[Start of section]
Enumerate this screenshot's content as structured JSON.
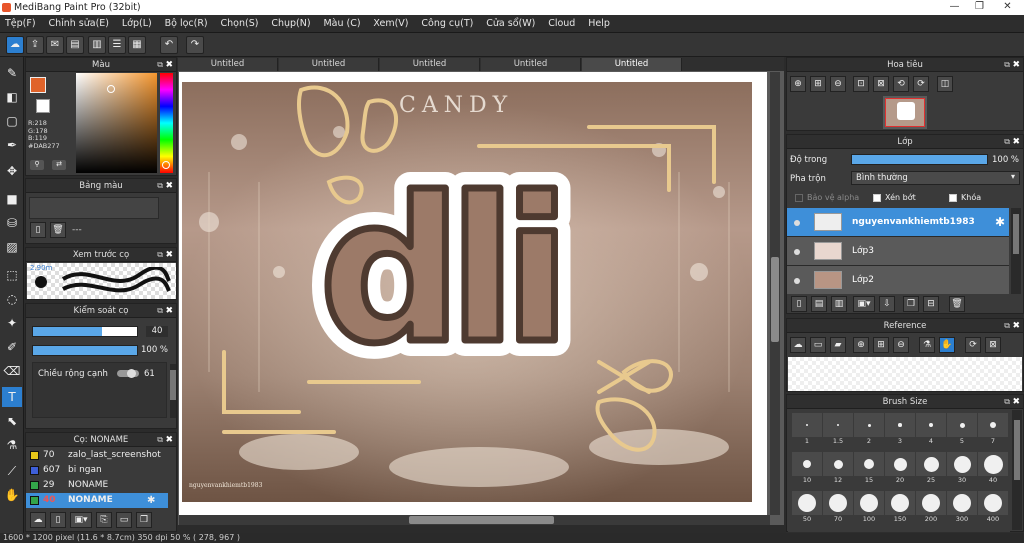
{
  "app": {
    "title": "MediBang Paint Pro (32bit)"
  },
  "menu": [
    "Tệp(F)",
    "Chỉnh sửa(E)",
    "Lớp(L)",
    "Bộ lọc(R)",
    "Chọn(S)",
    "Chụp(N)",
    "Màu (C)",
    "Xem(V)",
    "Công cụ(T)",
    "Cửa sổ(W)",
    "Cloud",
    "Help"
  ],
  "tabs": [
    "Untitled",
    "Untitled",
    "Untitled",
    "Untitled",
    "Untitled"
  ],
  "color_panel": {
    "title": "Màu",
    "r": "R:218",
    "g": "G:178",
    "b": "B:119",
    "hex": "#DAB277",
    "accent": "#DAB277"
  },
  "palette_panel": {
    "title": "Bảng màu",
    "dash": "---"
  },
  "brush_preview": {
    "title": "Xem trước cọ",
    "size": "2.90m"
  },
  "brush_control": {
    "title": "Kiểm soát cọ",
    "size_value": "40",
    "opacity_value": "100 %",
    "edge_label": "Chiều rộng cạnh",
    "edge_value": "61"
  },
  "brush_list": {
    "title": "Cọ: NONAME",
    "items": [
      {
        "size": "70",
        "name": "zalo_last_screenshot",
        "color": "#e6c619"
      },
      {
        "size": "607",
        "name": "bi ngan",
        "color": "#3e5fd8"
      },
      {
        "size": "29",
        "name": "NONAME",
        "color": "#33a54a"
      },
      {
        "size": "40",
        "name": "NONAME",
        "color": "#33a54a"
      }
    ]
  },
  "navigator": {
    "title": "Hoa tiêu"
  },
  "layer_panel": {
    "title": "Lớp",
    "opacity_label": "Độ trong",
    "opacity_value": "100 %",
    "blend_label": "Pha trộn",
    "blend_value": "Bình thường",
    "protect_alpha": "Bảo vệ alpha",
    "clipping": "Xén bớt",
    "lock": "Khóa",
    "layers": [
      "nguyenvankhiemtb1983",
      "Lớp3",
      "Lớp2"
    ]
  },
  "reference": {
    "title": "Reference"
  },
  "brush_size": {
    "title": "Brush Size",
    "values": [
      "1",
      "1.5",
      "2",
      "3",
      "4",
      "5",
      "7",
      "10",
      "12",
      "15",
      "20",
      "25",
      "30",
      "40",
      "50",
      "70",
      "100",
      "150",
      "200",
      "300",
      "400"
    ]
  },
  "canvas": {
    "brand": "CANDY",
    "art_text": "dli",
    "credit": "nguyenvankhiemtb1983"
  },
  "status": {
    "text": "1600 * 1200 pixel   (11.6 * 8.7cm)   350 dpi   50 %   ( 278, 967 )"
  }
}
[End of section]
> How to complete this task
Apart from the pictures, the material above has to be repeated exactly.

> Worked solution
Enumerate this screenshot's content as structured JSON.
{
  "app": {
    "title": "MediBang Paint Pro (32bit)"
  },
  "menu": [
    "Tệp(F)",
    "Chỉnh sửa(E)",
    "Lớp(L)",
    "Bộ lọc(R)",
    "Chọn(S)",
    "Chụp(N)",
    "Màu (C)",
    "Xem(V)",
    "Công cụ(T)",
    "Cửa sổ(W)",
    "Cloud",
    "Help"
  ],
  "tabs": [
    "Untitled",
    "Untitled",
    "Untitled",
    "Untitled",
    "Untitled"
  ],
  "color_panel": {
    "title": "Màu",
    "r": "R:218",
    "g": "G:178",
    "b": "B:119",
    "hex": "#DAB277",
    "accent": "#DAB277"
  },
  "palette_panel": {
    "title": "Bảng màu",
    "dash": "---"
  },
  "brush_preview": {
    "title": "Xem trước cọ",
    "size": "2.90m"
  },
  "brush_control": {
    "title": "Kiểm soát cọ",
    "size_value": "40",
    "opacity_value": "100 %",
    "edge_label": "Chiều rộng cạnh",
    "edge_value": "61"
  },
  "brush_list": {
    "title": "Cọ: NONAME",
    "items": [
      {
        "size": "70",
        "name": "zalo_last_screenshot",
        "color": "#e6c619"
      },
      {
        "size": "607",
        "name": "bi ngan",
        "color": "#3e5fd8"
      },
      {
        "size": "29",
        "name": "NONAME",
        "color": "#33a54a"
      },
      {
        "size": "40",
        "name": "NONAME",
        "color": "#33a54a"
      }
    ]
  },
  "navigator": {
    "title": "Hoa tiêu"
  },
  "layer_panel": {
    "title": "Lớp",
    "opacity_label": "Độ trong",
    "opacity_value": "100 %",
    "blend_label": "Pha trộn",
    "blend_value": "Bình thường",
    "protect_alpha": "Bảo vệ alpha",
    "clipping": "Xén bớt",
    "lock": "Khóa",
    "layers": [
      "nguyenvankhiemtb1983",
      "Lớp3",
      "Lớp2"
    ]
  },
  "reference": {
    "title": "Reference"
  },
  "brush_size": {
    "title": "Brush Size",
    "values": [
      "1",
      "1.5",
      "2",
      "3",
      "4",
      "5",
      "7",
      "10",
      "12",
      "15",
      "20",
      "25",
      "30",
      "40",
      "50",
      "70",
      "100",
      "150",
      "200",
      "300",
      "400"
    ]
  },
  "canvas": {
    "brand": "CANDY",
    "art_text": "dli",
    "credit": "nguyenvankhiemtb1983"
  },
  "status": {
    "text": "1600 * 1200 pixel   (11.6 * 8.7cm)   350 dpi   50 %   ( 278, 967 )"
  }
}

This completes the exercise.